Maria Montessori was an Italian medical doctor, psychiatrist, anthropologist, socialist and feminist activist of the early 20th century. She was a pioneer in the observation and understanding of the child and in the conception of a science of education.
She was born in 1870 into a rich family. As an adult, she managed to enroll in the Faculty of Medicine in Rome, despite the fact that it was reserved for men, and at the age of 26 she became one of the first female doctors in Italy. She was a fervent activist for the political and social rights of women.
In 1897, Maria Montessori was hired in the psychiatric clinic of the University of Rome where she studied mentally ill children and adults, whose only therapy was medical and chemical, while she observed results through methods based on education.
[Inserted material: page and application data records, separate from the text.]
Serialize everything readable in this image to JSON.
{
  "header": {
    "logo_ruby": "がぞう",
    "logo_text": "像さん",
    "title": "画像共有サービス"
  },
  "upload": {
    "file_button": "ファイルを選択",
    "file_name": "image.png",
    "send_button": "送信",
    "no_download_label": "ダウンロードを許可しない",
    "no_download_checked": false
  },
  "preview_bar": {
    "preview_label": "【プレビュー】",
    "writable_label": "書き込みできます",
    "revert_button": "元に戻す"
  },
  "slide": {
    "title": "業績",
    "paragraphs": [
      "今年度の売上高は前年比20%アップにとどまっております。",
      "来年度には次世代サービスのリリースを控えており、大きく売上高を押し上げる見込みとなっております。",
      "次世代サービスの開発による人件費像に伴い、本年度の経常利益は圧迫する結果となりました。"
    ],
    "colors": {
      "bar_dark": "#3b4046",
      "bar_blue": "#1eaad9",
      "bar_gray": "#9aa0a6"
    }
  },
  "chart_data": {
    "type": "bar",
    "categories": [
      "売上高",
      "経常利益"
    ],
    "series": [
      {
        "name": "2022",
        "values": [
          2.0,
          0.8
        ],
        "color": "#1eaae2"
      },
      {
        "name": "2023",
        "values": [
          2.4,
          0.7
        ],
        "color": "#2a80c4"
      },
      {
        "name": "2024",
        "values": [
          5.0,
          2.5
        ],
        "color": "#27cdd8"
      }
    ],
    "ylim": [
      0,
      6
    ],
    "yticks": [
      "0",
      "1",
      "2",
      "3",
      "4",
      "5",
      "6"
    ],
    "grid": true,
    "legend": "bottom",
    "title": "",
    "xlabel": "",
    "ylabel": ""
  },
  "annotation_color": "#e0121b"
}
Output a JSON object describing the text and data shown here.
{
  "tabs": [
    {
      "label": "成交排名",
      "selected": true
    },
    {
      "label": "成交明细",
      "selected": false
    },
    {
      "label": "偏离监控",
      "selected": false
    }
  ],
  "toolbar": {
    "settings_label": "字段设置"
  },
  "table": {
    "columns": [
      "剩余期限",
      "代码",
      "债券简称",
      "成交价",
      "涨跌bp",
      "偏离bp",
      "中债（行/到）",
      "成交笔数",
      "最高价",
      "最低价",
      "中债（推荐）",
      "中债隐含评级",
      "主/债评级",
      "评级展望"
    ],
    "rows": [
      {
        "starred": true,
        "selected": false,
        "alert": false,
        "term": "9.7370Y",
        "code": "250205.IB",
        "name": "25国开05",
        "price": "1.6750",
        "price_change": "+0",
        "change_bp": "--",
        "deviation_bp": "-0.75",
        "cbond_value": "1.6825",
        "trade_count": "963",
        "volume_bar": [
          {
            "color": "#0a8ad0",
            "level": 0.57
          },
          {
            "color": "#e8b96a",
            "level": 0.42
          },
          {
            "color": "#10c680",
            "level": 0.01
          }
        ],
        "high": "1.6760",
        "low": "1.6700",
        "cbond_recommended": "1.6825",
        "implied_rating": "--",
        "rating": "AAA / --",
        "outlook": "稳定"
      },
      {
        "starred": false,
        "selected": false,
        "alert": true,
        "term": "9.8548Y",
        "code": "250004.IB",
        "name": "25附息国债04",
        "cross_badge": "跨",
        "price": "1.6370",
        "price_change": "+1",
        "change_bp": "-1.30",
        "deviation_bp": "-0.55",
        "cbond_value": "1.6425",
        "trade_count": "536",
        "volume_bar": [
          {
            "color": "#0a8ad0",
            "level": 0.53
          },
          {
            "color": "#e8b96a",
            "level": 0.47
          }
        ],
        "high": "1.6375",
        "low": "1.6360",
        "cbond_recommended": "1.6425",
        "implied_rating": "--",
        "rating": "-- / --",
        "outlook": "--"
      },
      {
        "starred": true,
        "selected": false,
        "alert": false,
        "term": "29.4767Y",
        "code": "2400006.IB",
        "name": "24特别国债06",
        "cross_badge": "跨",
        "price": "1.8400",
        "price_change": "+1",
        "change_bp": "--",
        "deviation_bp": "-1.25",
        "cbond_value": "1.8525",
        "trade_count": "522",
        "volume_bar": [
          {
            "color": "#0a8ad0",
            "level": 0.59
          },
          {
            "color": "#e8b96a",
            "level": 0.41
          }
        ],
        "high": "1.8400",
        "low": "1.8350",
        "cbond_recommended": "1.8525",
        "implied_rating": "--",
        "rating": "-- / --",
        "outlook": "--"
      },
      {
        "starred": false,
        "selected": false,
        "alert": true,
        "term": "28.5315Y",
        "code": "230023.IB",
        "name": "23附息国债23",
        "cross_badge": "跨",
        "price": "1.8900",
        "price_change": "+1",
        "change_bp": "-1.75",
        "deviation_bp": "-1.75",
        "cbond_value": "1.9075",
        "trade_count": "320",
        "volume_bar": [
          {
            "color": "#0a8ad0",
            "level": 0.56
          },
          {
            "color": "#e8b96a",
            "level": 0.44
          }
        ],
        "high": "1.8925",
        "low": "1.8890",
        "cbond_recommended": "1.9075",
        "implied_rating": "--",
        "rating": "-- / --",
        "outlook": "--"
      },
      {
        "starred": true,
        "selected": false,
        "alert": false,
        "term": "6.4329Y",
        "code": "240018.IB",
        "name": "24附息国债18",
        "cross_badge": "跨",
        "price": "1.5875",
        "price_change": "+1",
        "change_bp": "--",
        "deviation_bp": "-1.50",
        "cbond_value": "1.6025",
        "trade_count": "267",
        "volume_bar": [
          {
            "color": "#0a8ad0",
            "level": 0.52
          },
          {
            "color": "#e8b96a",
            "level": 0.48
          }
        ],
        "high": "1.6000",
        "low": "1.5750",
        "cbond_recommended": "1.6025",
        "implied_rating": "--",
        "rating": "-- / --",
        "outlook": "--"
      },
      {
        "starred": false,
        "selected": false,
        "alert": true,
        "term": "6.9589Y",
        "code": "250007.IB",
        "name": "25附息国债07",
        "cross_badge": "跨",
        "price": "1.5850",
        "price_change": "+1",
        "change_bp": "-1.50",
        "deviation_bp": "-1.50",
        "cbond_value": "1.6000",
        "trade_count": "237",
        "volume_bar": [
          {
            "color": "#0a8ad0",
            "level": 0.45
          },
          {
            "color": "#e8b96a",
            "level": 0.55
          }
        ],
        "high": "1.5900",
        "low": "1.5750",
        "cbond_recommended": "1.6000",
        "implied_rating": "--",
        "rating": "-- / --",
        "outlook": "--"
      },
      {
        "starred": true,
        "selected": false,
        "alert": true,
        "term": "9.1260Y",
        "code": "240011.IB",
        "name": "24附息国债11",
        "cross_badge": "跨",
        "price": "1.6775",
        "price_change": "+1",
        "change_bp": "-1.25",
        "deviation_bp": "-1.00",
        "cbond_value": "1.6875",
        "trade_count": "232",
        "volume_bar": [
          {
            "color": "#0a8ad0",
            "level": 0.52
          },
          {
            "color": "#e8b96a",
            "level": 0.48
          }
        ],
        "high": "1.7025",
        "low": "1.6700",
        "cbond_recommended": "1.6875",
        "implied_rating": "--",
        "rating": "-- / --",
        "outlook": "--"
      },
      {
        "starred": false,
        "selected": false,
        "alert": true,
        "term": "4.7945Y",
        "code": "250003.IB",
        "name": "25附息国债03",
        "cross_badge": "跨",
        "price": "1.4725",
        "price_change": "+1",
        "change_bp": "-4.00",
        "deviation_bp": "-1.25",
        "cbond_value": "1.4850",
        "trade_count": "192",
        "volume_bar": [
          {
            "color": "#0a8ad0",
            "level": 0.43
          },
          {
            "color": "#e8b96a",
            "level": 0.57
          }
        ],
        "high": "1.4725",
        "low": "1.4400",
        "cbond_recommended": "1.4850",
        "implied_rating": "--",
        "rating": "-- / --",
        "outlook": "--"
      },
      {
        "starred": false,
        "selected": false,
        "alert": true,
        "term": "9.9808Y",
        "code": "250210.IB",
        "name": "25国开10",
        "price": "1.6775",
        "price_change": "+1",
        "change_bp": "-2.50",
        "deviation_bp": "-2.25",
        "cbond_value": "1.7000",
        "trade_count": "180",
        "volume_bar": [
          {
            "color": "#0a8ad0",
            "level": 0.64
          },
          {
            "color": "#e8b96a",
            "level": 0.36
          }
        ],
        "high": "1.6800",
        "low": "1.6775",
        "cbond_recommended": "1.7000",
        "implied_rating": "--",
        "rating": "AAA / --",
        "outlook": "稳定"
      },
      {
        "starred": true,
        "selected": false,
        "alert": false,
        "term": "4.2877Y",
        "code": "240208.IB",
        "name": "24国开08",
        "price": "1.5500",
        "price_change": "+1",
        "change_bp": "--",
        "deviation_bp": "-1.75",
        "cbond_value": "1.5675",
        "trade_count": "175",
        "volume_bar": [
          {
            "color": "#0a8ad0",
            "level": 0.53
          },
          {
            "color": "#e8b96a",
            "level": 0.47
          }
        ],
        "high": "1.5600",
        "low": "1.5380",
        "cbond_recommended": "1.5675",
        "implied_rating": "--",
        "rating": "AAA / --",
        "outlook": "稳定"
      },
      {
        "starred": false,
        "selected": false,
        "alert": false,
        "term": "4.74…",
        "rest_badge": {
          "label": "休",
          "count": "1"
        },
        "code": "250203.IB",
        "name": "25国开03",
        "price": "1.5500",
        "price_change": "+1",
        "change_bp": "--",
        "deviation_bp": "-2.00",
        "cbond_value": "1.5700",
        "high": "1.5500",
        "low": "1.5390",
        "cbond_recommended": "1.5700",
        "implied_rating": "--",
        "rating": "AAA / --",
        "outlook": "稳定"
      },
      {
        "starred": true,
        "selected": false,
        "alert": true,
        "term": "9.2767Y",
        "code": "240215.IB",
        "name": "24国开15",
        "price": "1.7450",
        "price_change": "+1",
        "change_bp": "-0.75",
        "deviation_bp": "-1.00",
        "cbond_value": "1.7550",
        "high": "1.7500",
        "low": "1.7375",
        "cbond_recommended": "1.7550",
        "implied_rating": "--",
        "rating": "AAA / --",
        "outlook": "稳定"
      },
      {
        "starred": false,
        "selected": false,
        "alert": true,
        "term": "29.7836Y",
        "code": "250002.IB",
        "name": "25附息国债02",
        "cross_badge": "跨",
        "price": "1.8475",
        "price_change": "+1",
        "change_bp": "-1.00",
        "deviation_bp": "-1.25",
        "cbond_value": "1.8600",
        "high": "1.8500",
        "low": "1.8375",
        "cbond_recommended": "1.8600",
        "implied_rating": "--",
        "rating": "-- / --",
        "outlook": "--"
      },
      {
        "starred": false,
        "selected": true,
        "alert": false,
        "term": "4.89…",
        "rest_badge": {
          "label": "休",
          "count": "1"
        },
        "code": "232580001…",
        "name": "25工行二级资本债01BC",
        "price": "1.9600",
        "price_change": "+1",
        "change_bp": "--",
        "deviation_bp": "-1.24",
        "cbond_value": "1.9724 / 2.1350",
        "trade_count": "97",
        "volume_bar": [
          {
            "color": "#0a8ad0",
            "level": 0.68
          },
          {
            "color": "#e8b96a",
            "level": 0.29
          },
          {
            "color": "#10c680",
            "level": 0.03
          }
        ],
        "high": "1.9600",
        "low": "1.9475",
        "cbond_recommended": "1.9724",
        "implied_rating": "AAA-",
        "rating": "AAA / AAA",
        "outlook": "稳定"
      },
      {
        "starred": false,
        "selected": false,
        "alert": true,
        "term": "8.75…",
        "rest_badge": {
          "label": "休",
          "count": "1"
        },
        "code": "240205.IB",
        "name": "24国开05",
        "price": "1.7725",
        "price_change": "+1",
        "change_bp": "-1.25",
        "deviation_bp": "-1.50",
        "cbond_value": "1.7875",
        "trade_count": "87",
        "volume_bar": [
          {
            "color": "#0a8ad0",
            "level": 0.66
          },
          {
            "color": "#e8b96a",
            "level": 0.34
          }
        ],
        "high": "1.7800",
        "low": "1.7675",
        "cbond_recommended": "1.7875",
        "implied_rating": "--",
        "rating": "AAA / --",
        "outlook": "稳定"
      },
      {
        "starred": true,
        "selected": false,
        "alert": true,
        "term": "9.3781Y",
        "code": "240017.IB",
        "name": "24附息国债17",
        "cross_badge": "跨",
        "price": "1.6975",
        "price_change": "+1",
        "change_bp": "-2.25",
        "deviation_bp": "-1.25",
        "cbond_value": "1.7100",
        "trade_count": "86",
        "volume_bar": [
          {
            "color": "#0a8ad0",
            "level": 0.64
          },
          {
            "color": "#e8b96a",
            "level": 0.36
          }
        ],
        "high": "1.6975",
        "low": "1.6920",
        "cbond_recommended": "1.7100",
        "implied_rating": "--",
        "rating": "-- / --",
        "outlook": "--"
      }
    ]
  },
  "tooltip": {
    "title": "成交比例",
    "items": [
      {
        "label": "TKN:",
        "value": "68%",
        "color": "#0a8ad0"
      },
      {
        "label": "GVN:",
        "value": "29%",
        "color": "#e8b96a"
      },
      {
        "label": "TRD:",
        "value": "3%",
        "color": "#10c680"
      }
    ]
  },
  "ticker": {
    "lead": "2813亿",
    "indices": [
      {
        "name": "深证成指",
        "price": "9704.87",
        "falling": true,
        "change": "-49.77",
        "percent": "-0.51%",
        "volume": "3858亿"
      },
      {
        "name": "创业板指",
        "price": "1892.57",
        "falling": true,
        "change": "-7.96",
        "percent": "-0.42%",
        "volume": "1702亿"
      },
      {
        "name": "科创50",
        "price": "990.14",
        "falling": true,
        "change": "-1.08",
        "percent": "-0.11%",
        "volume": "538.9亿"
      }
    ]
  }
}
She became director of the speech therapy school in Rome and continued her research based on that of Jean Itard and Edouard Seguin (French physician-educators of the early 19th century) from whom she borrowed the material created for the sensory impaired (rough letters, etc). Since these deficient children eventually learn to read and write like children without disabilities, Maria Montessori wondered why they should not surpass basic learning.
She therefore transposed her methods to children aged 3 to 6 in the first “Casa dei Bambini” that she opened in 1907 in a poor neighborhood of Rome (San Lorenzo). It was there that she developed the “Montessori pedagogy” as we know it today, with: prepared environment, attention phenomenon, free choice of activity, calibration of self-correcting material, etc.). She then analyzed that the child who chooses his activity, who manipulates and repeats, can fix his attention for a very long time.
During the First World War, Maria Montessori left Italy to live in the United States, and in the second, she went to Spain, then England, the Netherlands, and India.
Throughout her life she wrote books to support her research.
She died in 1952 in the Netherlands.